"It was also important that we kept the rest of the company informed about the transition," she says. "We held monthly meetings for the company on the progress of the transition, and we made ourselves available for questions. And toward the end, we began instructing key associates in the software as part of our data gathering prior to the holiday shutdown." For the six months in question, Ms. Stockmaster was devoted essentially full-time to the smooth implementation of this new system.
In this way, the time savings, reliability improvements, and inventory reductions are benefits she helped to usher in. And as the company looks forward, she says, it sees benefits beyond these three. A fourth benefit will be self-knowledge—information about the shop's capabilities that is more precise than any the company has had before.
Body Of Knowledge
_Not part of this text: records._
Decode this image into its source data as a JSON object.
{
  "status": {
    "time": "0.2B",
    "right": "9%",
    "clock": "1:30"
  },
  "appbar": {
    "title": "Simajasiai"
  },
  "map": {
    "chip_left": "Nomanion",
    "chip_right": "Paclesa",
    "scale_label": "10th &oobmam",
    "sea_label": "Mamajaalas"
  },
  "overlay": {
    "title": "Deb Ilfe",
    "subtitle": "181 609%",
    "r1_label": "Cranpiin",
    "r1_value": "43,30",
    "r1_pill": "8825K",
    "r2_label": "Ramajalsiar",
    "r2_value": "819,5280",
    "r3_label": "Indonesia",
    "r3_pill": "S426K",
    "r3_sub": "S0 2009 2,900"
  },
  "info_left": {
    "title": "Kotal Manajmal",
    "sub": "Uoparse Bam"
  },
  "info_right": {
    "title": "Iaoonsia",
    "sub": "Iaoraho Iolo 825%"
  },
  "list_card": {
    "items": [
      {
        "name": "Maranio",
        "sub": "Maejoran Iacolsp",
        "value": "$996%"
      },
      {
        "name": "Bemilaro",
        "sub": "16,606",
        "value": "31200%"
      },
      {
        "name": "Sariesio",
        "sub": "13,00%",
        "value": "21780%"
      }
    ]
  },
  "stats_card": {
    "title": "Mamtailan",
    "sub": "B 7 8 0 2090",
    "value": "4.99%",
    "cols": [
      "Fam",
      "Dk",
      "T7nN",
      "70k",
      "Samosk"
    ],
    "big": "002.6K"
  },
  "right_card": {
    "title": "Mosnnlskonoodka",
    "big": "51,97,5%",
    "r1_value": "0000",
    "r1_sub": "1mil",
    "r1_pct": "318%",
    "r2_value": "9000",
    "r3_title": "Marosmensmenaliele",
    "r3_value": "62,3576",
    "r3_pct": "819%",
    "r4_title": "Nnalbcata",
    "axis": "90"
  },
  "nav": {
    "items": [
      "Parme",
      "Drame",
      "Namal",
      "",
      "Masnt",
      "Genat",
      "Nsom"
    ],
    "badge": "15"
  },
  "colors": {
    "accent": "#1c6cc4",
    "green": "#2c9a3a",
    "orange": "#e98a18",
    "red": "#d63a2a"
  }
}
Up to and including today, the company has done as well as it has at evaluating its own capacity by relying on the judgment of a production manager. Looking at the production schedule, he makes an expert guess as to whether or not the shop can fit a given job into its schedule, or what delivery date the shop can commit to. However, the expert guesswork is guesswork nonetheless, and it sometimes leaves the shop overcommitted and therefore scrambling, or undercommitted and therefore leaving productive capacity unused. And until now, company management had assumed this was just a fact of life in contract machining.
Now, maybe it no longer has to be. For the first time, the company has precise, consistent production data continually being fed into a single database. Operators used to make their best guesses—at the end of the day—as to how much time they had spent on each job. But now, operators swipe in to log the exact times when they begin and end the setup of each job, and the exact times when they begin and end the actual machining of each job. Thus, Mansfield Screw Machine is accumulating a history of production times for various jobs, which the company will one day use to predict, with far more accuracy than it can achieve today, how much time a prospective job will require.
This is one more example of how costs come down when information flows more freely. In this case, information that was never captured before now flows to a central pool from which it can be retrieved for future analysis. The cost savings? Armed with specific data about its capacity, and the capacity requirements of each job, Mansfield Screw Machine will no longer have to play it quite so safe when committing to jobs. Improved information flow will allow the shop to reduce the danger of being overly conservative. The shop will be less likely to turn away a job which it actually had just enough open time to run.